(Collection entries)
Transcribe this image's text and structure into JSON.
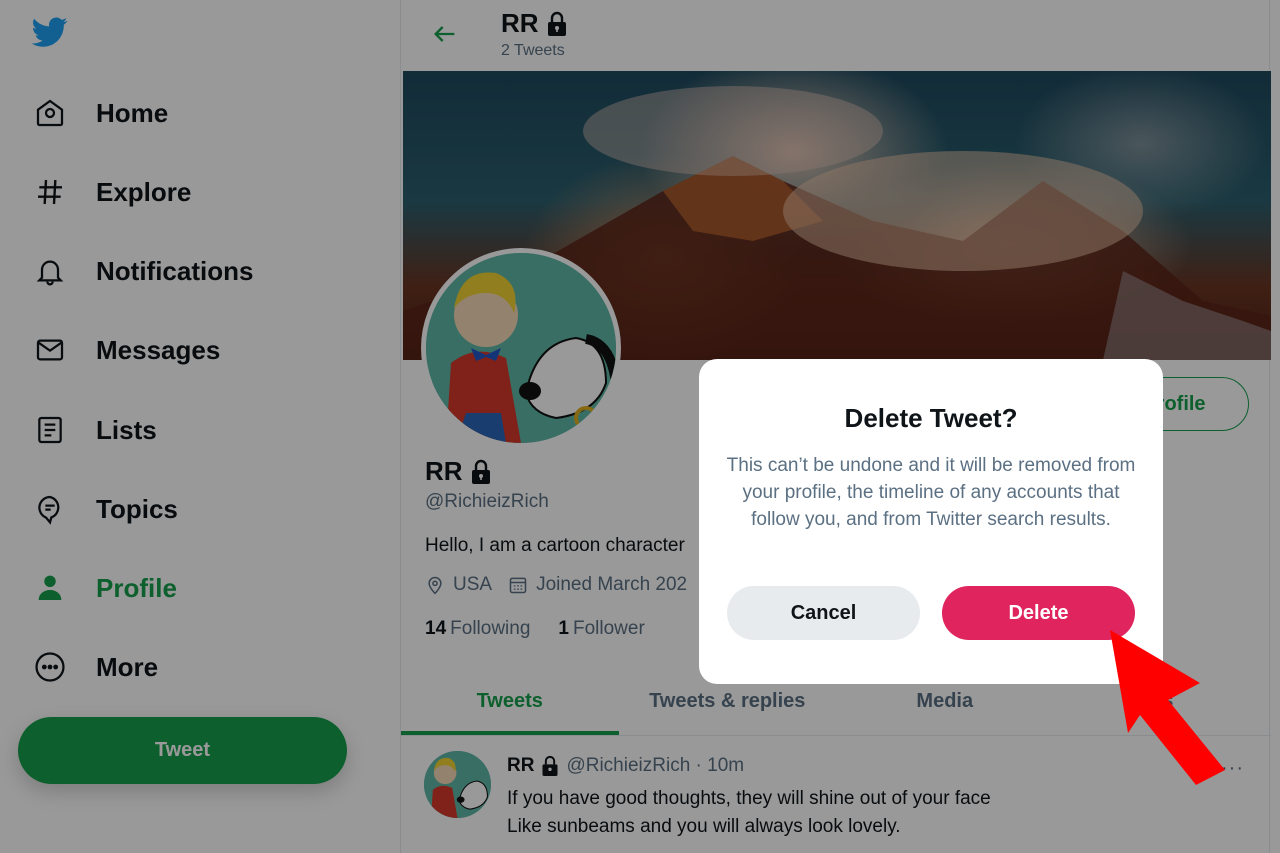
{
  "sidebar": {
    "logo": "twitter-bird",
    "items": [
      {
        "label": "Home",
        "icon": "home-icon",
        "active": false
      },
      {
        "label": "Explore",
        "icon": "hashtag-icon",
        "active": false
      },
      {
        "label": "Notifications",
        "icon": "bell-icon",
        "active": false
      },
      {
        "label": "Messages",
        "icon": "envelope-icon",
        "active": false
      },
      {
        "label": "Lists",
        "icon": "list-icon",
        "active": false
      },
      {
        "label": "Topics",
        "icon": "topics-icon",
        "active": false
      },
      {
        "label": "Profile",
        "icon": "user-icon",
        "active": true
      },
      {
        "label": "More",
        "icon": "more-circle-icon",
        "active": false
      }
    ],
    "tweet_button": "Tweet"
  },
  "header": {
    "name": "RR",
    "tweet_count": "2 Tweets"
  },
  "profile": {
    "name": "RR",
    "handle": "@RichieizRich",
    "bio": "Hello, I am a cartoon character",
    "location": "USA",
    "joined": "Joined March 202",
    "following_count": "14",
    "following_label": "Following",
    "followers_count": "1",
    "followers_label": "Follower",
    "edit_button": "profile"
  },
  "tabs": [
    {
      "label": "Tweets",
      "active": true
    },
    {
      "label": "Tweets & replies",
      "active": false
    },
    {
      "label": "Media",
      "active": false
    },
    {
      "label": "es",
      "active": false
    }
  ],
  "tweet": {
    "name": "RR",
    "meta": "@RichieizRich · 10m",
    "lines": [
      "If you have good thoughts, they will shine out of your face",
      "Like sunbeams and you will always look lovely."
    ],
    "more": "···"
  },
  "modal": {
    "title": "Delete Tweet?",
    "body": "This can’t be undone and it will be removed from your profile, the timeline of any accounts that follow you, and from Twitter search results.",
    "cancel": "Cancel",
    "delete": "Delete"
  },
  "colors": {
    "accent": "#17a04b",
    "danger": "#e0245e",
    "twitter_blue": "#1da1f2",
    "annotation_arrow": "#ff0000"
  }
}
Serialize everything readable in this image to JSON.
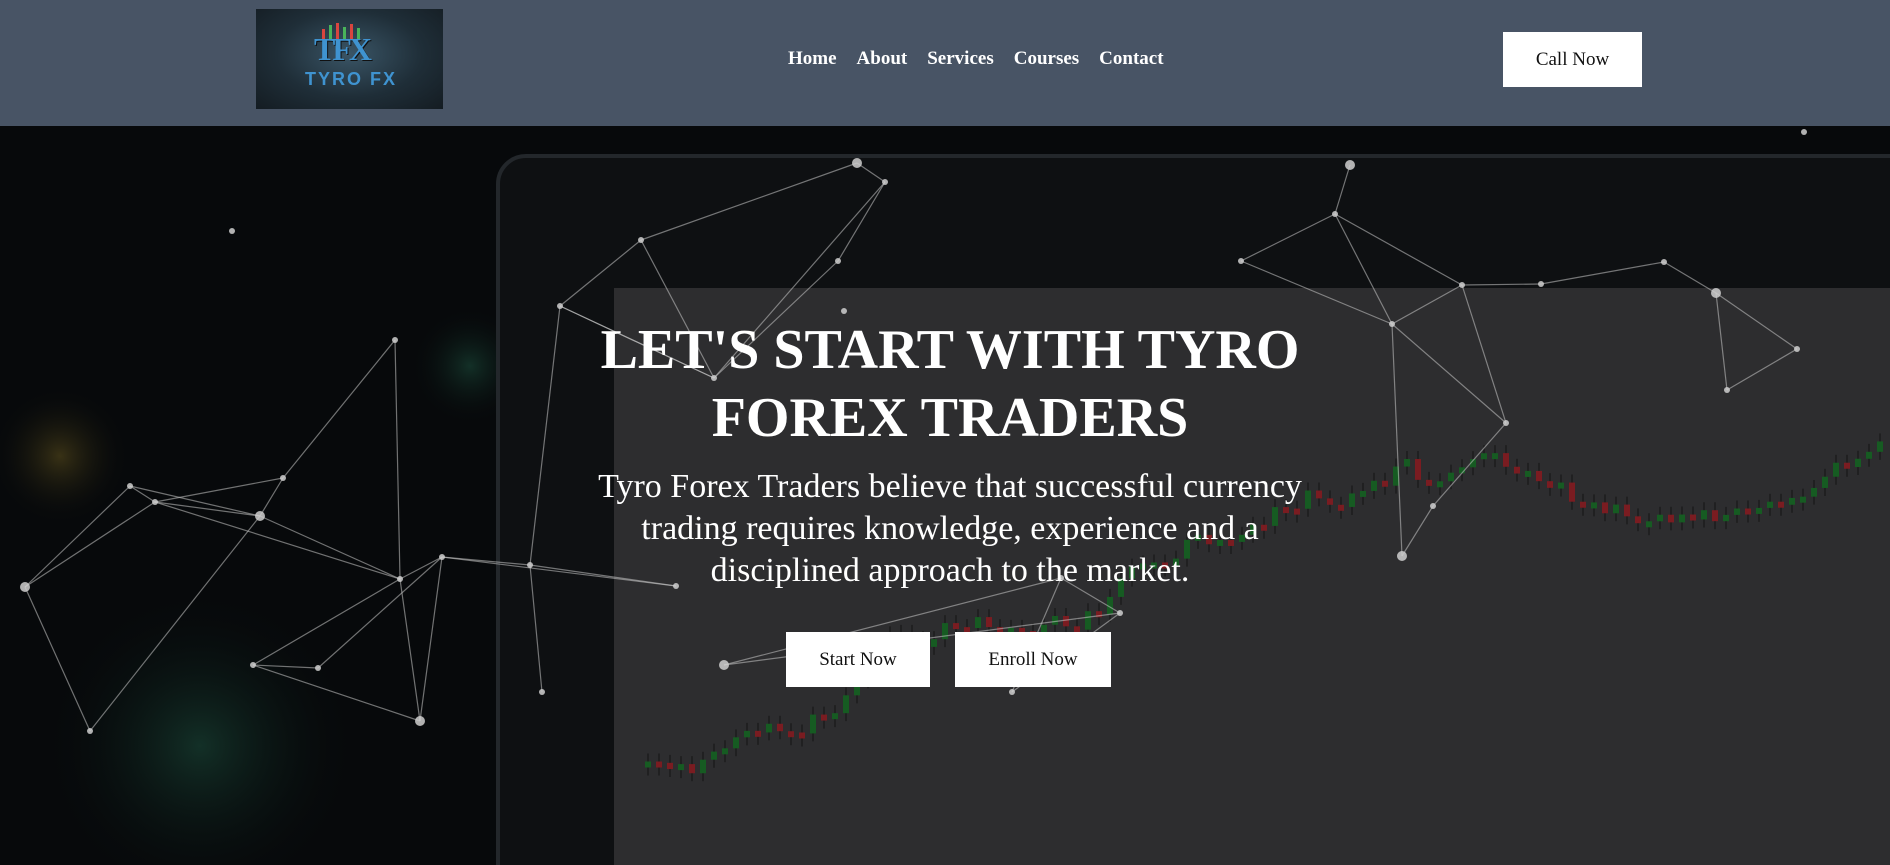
{
  "header": {
    "logo": {
      "mark": "TFX",
      "text": "TYRO FX"
    },
    "nav": [
      "Home",
      "About",
      "Services",
      "Courses",
      "Contact"
    ],
    "call_label": "Call Now"
  },
  "hero": {
    "title_line1": "LET'S START WITH TYRO",
    "title_line2": "FOREX TRADERS",
    "subtitle": "Tyro Forex Traders believe that successful currency trading requires knowledge, experience and a disciplined approach to the market.",
    "start_label": "Start Now",
    "enroll_label": "Enroll Now"
  },
  "colors": {
    "header_bg": "#485465",
    "button_bg": "#ffffff",
    "candle_up": "#1e7a2e",
    "candle_down": "#a3262c"
  }
}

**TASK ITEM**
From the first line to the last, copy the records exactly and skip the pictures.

**WRITTEN RESPONSE**
Transcribe this image's text and structure into JSON.
{
  "sidebar": {
    "logo": "twitter-bird",
    "items": [
      {
        "label": "Home",
        "icon": "home-icon",
        "active": false
      },
      {
        "label": "Explore",
        "icon": "hashtag-icon",
        "active": false
      },
      {
        "label": "Notifications",
        "icon": "bell-icon",
        "active": false
      },
      {
        "label": "Messages",
        "icon": "envelope-icon",
        "active": false
      },
      {
        "label": "Lists",
        "icon": "list-icon",
        "active": false
      },
      {
        "label": "Topics",
        "icon": "topics-icon",
        "active": false
      },
      {
        "label": "Profile",
        "icon": "user-icon",
        "active": true
      },
      {
        "label": "More",
        "icon": "more-circle-icon",
        "active": false
      }
    ],
    "tweet_button": "Tweet"
  },
  "header": {
    "name": "RR",
    "tweet_count": "2 Tweets"
  },
  "profile": {
    "name": "RR",
    "handle": "@RichieizRich",
    "bio": "Hello, I am a cartoon character",
    "location": "USA",
    "joined": "Joined March 202",
    "following_count": "14",
    "following_label": "Following",
    "followers_count": "1",
    "followers_label": "Follower",
    "edit_button": "profile"
  },
  "tabs": [
    {
      "label": "Tweets",
      "active": true
    },
    {
      "label": "Tweets & replies",
      "active": false
    },
    {
      "label": "Media",
      "active": false
    },
    {
      "label": "es",
      "active": false
    }
  ],
  "tweet": {
    "name": "RR",
    "meta": "@RichieizRich · 10m",
    "lines": [
      "If you have good thoughts, they will shine out of your face",
      "Like sunbeams and you will always look lovely."
    ],
    "more": "···"
  },
  "modal": {
    "title": "Delete Tweet?",
    "body": "This can’t be undone and it will be removed from your profile, the timeline of any accounts that follow you, and from Twitter search results.",
    "cancel": "Cancel",
    "delete": "Delete"
  },
  "colors": {
    "accent": "#17a04b",
    "danger": "#e0245e",
    "twitter_blue": "#1da1f2",
    "annotation_arrow": "#ff0000"
  }
}
Serialize everything readable in this image to JSON.
{
  "header": {
    "logo": {
      "mark": "TFX",
      "text": "TYRO FX"
    },
    "nav": [
      "Home",
      "About",
      "Services",
      "Courses",
      "Contact"
    ],
    "call_label": "Call Now"
  },
  "hero": {
    "title_line1": "LET'S START WITH TYRO",
    "title_line2": "FOREX TRADERS",
    "subtitle": "Tyro Forex Traders believe that successful currency trading requires knowledge, experience and a disciplined approach to the market.",
    "start_label": "Start Now",
    "enroll_label": "Enroll Now"
  },
  "colors": {
    "header_bg": "#485465",
    "button_bg": "#ffffff",
    "candle_up": "#1e7a2e",
    "candle_down": "#a3262c"
  }
}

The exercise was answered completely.